Yosemite Big Walls
When it comes to big walls, the choice of guidebook is easy — the most recent and complete guide would be the new Yosemite Bigwalls guidebook. The 2017 e-book update is only $10! That said, the paperback is beautiful. Full of pictures and stories and can sit on your coffee table and help you keep your psyche through those long winter nights.
Tuolumne Free Climbs
In the summer, most locals try to climb in Tuolumne. While the Valley bakes at 98 degrees F in July and August, Tuolumne remains cool and comfortable. Here, I think both current guidebooks are good. Reid and Falkenstein recently came out with a new edition of the their Rock Climbing Tuolumne Meadows guidebook and there's the SuperTopo Tuolumne Free Climbs as well. It's a choice between breadth (Reid and Falkenstein) and depth (SuperTopo). I've never had any trouble with the Reid and Falkenstein descriptions, so I personally prefer breadth. If you're the kind of person who finds yourself often lost on approaches or off-route on climbs, you might prefer the SuperTopo book.

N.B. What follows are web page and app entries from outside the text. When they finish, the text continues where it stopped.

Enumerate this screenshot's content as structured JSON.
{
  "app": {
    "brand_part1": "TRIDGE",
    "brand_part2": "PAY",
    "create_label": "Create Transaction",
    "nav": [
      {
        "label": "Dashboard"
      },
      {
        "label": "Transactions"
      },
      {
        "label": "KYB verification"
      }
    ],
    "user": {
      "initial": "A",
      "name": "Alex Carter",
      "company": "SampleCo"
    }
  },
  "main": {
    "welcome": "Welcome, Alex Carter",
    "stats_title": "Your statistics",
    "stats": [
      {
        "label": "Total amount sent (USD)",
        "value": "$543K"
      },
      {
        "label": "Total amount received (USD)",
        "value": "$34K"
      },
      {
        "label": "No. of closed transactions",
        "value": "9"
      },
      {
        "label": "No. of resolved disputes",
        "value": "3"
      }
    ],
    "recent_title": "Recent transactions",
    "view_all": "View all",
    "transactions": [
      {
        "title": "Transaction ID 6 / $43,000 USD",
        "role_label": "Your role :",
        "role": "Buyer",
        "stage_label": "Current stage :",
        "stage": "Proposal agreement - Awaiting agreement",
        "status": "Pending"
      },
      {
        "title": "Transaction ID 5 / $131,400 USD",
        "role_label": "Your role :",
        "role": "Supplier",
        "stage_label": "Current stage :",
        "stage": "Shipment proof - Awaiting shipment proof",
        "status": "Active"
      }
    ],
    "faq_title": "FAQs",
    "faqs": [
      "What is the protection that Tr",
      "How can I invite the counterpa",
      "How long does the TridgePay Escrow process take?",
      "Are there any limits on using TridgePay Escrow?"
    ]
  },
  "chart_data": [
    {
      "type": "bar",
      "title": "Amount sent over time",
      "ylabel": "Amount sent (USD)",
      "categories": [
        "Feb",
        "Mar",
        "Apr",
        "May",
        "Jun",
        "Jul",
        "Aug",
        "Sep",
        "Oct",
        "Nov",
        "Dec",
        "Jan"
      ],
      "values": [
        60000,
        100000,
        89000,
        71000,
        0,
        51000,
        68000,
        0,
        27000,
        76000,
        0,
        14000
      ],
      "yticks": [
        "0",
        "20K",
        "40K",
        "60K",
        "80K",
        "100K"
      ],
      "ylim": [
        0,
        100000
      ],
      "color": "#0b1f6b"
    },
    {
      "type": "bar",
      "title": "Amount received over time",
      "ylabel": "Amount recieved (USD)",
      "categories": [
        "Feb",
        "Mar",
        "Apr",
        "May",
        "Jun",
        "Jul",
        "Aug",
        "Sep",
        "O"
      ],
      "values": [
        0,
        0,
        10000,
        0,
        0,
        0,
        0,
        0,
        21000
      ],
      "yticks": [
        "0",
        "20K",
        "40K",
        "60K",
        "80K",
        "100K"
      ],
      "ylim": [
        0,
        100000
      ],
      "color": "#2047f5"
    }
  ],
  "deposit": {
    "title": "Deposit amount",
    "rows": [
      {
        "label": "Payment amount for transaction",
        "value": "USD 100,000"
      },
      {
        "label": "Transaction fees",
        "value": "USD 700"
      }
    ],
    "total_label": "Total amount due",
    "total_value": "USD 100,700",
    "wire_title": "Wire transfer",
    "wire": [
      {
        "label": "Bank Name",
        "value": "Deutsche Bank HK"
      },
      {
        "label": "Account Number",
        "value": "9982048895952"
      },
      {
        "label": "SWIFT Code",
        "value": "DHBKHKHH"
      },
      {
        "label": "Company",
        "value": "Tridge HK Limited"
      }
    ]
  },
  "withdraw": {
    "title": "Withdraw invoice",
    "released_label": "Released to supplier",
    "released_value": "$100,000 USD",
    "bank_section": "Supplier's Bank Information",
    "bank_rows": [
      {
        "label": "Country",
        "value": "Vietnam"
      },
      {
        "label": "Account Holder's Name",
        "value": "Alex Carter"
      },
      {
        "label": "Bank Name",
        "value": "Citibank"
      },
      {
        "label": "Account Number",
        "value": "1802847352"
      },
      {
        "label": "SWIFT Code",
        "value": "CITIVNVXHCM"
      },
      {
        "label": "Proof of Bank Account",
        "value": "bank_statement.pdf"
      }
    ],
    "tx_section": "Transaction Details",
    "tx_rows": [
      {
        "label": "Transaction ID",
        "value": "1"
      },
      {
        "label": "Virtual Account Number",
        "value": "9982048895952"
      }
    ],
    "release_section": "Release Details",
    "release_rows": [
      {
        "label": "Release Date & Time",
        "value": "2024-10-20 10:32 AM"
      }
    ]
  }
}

High Sierra Technical Routes
This is a tough category. No book has an extensive collection of routes and most books do not remotely compare in quality to the sort of guidebooks that are available for the Alps, for example. Any book for the Alps would tell you how long you should take for the approach, the route and the descent, for example. Yes, everyone goes at different speeds, but once you've done a couple of routes you know what factor you need to apply to the numbers provided by a given author. Very useful information. Why do most of the books for the High Sierra omit that basic information? I don't know, but I do know that it is much easier to choose routes based on books for the Alps than based on books for the Sierra. Most High Sierra climbing guides don't even give you enough information to decide whether or not you need one or three days for a given route. You have to guess by poring over maps, asking people who've done the route and so forth. Aggravating. So there!
There are basically four books that I know of:
- SuperTopo High Sierra Climbing. This is the exception to my complaint above. It has a nice selection of routes, some quality photos, and, yes information on how long you should expect to take for the approach and the route.
- Moynier and Fiddler Climbing California's High Sierra is the classic and somewhat improved in the second edition. There's a nice selection of routes and it gets great reviews on Amazon, but frankly the descriptions of the approaches and the routes are often close to useless when trying to pick a route from the comfort of your own home. This is one of those books that gives you no idea of how many days to plan on.
- Peter Croft's The Good, the Great, and the Awesome: The Top 40 High Sierra Rock Climbs is without a doubt one of the most entertaining guidebooks you'll read and, while not as good on the nuts and bolts aspects as the SuperTopo book, it is an improvement over the Moynier and Fiddler book.
- RJ Secor, High Sierra: Peaks, Passes, and Trails. The route descriptions here are terse. No other way to put it, but Secor has information on more routes in the Sierra than anyone else, probably by a factor or ten or twenty. If you are the adventurous sort and you want to get off the beaten path, this is the book for you. Secor basically simply tells you very roughly where the route is and how to get there. Sometimes there's a detailed description, but not often. This is the adventurer's guide and the one that will make you dream of exploration more than any other guidebook for the Sierra.
Speed Climbing, by Hans Florine and Bill Wright.
I also want to mention one instructional book that may prove useful to people coming from home areas where they're not used to climbing 12 or 20 pitches in a day.
If you're not used to climbing long traditional routes, you might want to read up a bit on speed climbing techniques before coming to Yosemite. The phrase "speed climbing" has a negative connotation to some, but "benighted" and "unplanned bivy" both have really negative connotations to me.